▶ **Task prompt**: Would you return the entries below word for word?

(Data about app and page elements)
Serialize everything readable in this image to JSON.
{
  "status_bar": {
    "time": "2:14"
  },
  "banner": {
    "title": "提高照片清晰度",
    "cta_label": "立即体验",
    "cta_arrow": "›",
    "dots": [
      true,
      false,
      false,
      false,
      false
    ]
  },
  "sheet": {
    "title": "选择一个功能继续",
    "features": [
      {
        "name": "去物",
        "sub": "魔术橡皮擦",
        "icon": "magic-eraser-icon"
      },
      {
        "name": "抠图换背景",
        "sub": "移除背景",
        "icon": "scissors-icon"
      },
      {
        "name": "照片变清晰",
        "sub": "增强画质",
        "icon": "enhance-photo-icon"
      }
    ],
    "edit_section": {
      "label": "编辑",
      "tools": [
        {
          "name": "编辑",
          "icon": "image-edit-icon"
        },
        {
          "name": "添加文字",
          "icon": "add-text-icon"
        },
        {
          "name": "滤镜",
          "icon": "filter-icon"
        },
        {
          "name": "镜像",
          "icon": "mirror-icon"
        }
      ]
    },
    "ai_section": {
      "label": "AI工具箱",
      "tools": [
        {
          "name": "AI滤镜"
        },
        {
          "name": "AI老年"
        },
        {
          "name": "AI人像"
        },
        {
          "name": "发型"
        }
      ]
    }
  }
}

▶ **Answer below**:
Serialize everything readable in this image to JSON.
{
  "status_bar": {
    "time": "2:14"
  },
  "banner": {
    "title": "提高照片清晰度",
    "cta_label": "立即体验",
    "cta_arrow": "›",
    "dots": [
      true,
      false,
      false,
      false,
      false
    ]
  },
  "sheet": {
    "title": "选择一个功能继续",
    "features": [
      {
        "name": "去物",
        "sub": "魔术橡皮擦",
        "icon": "magic-eraser-icon"
      },
      {
        "name": "抠图换背景",
        "sub": "移除背景",
        "icon": "scissors-icon"
      },
      {
        "name": "照片变清晰",
        "sub": "增强画质",
        "icon": "enhance-photo-icon"
      }
    ],
    "edit_section": {
      "label": "编辑",
      "tools": [
        {
          "name": "编辑",
          "icon": "image-edit-icon"
        },
        {
          "name": "添加文字",
          "icon": "add-text-icon"
        },
        {
          "name": "滤镜",
          "icon": "filter-icon"
        },
        {
          "name": "镜像",
          "icon": "mirror-icon"
        }
      ]
    },
    "ai_section": {
      "label": "AI工具箱",
      "tools": [
        {
          "name": "AI滤镜"
        },
        {
          "name": "AI老年"
        },
        {
          "name": "AI人像"
        },
        {
          "name": "发型"
        }
      ]
    }
  }
}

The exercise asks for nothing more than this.